— Web page and app entries —
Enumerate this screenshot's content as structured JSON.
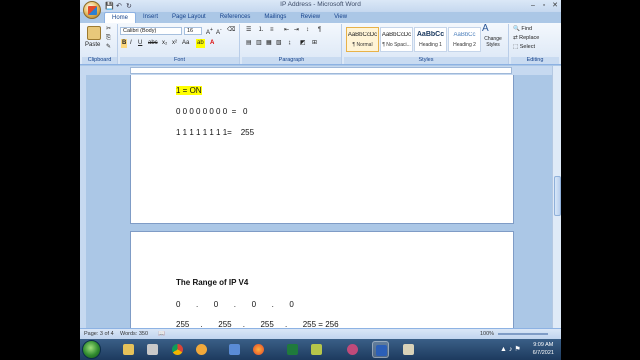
{
  "window": {
    "title": "IP Address - Microsoft Word"
  },
  "tabs": [
    "Home",
    "Insert",
    "Page Layout",
    "References",
    "Mailings",
    "Review",
    "View"
  ],
  "ribbon": {
    "clipboard": {
      "label": "Clipboard",
      "paste": "Paste"
    },
    "font": {
      "label": "Font",
      "name": "Calibri (Body)",
      "size": "16"
    },
    "paragraph": {
      "label": "Paragraph"
    },
    "styles": {
      "label": "Styles",
      "items": [
        {
          "sample": "AaBbCcDc",
          "name": "¶ Normal"
        },
        {
          "sample": "AaBbCcDc",
          "name": "¶ No Spaci..."
        },
        {
          "sample": "AaBbCc",
          "name": "Heading 1"
        },
        {
          "sample": "AaBbCc",
          "name": "Heading 2"
        }
      ],
      "change_styles": "Change Styles"
    },
    "editing": {
      "label": "Editing",
      "find": "Find",
      "replace": "Replace",
      "select": "Select"
    }
  },
  "document": {
    "page1": {
      "line1": "1 = ON",
      "line2": "0 0 0 0 0 0 0 0  =   0",
      "line3": "1 1 1 1 1 1 1 1=    255"
    },
    "page2": {
      "heading": "The Range of IP V4",
      "row1": "0       .       0       .       0       .       0",
      "row2": "255     .       255     .       255     .       255 = 256"
    }
  },
  "statusbar": {
    "page": "Page: 3 of 4",
    "words": "Words: 350",
    "zoom": "100%"
  },
  "taskbar": {
    "time": "9:09 AM",
    "date": "6/7/2021"
  },
  "colors": {
    "accent": "#15428b",
    "highlight": "#ffff00"
  }
}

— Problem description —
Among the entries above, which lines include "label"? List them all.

— Your solution —
      "label": "Clipboard",
      "label": "Font",
      "label": "Paragraph"
      "label": "Styles",
      "label": "Editing",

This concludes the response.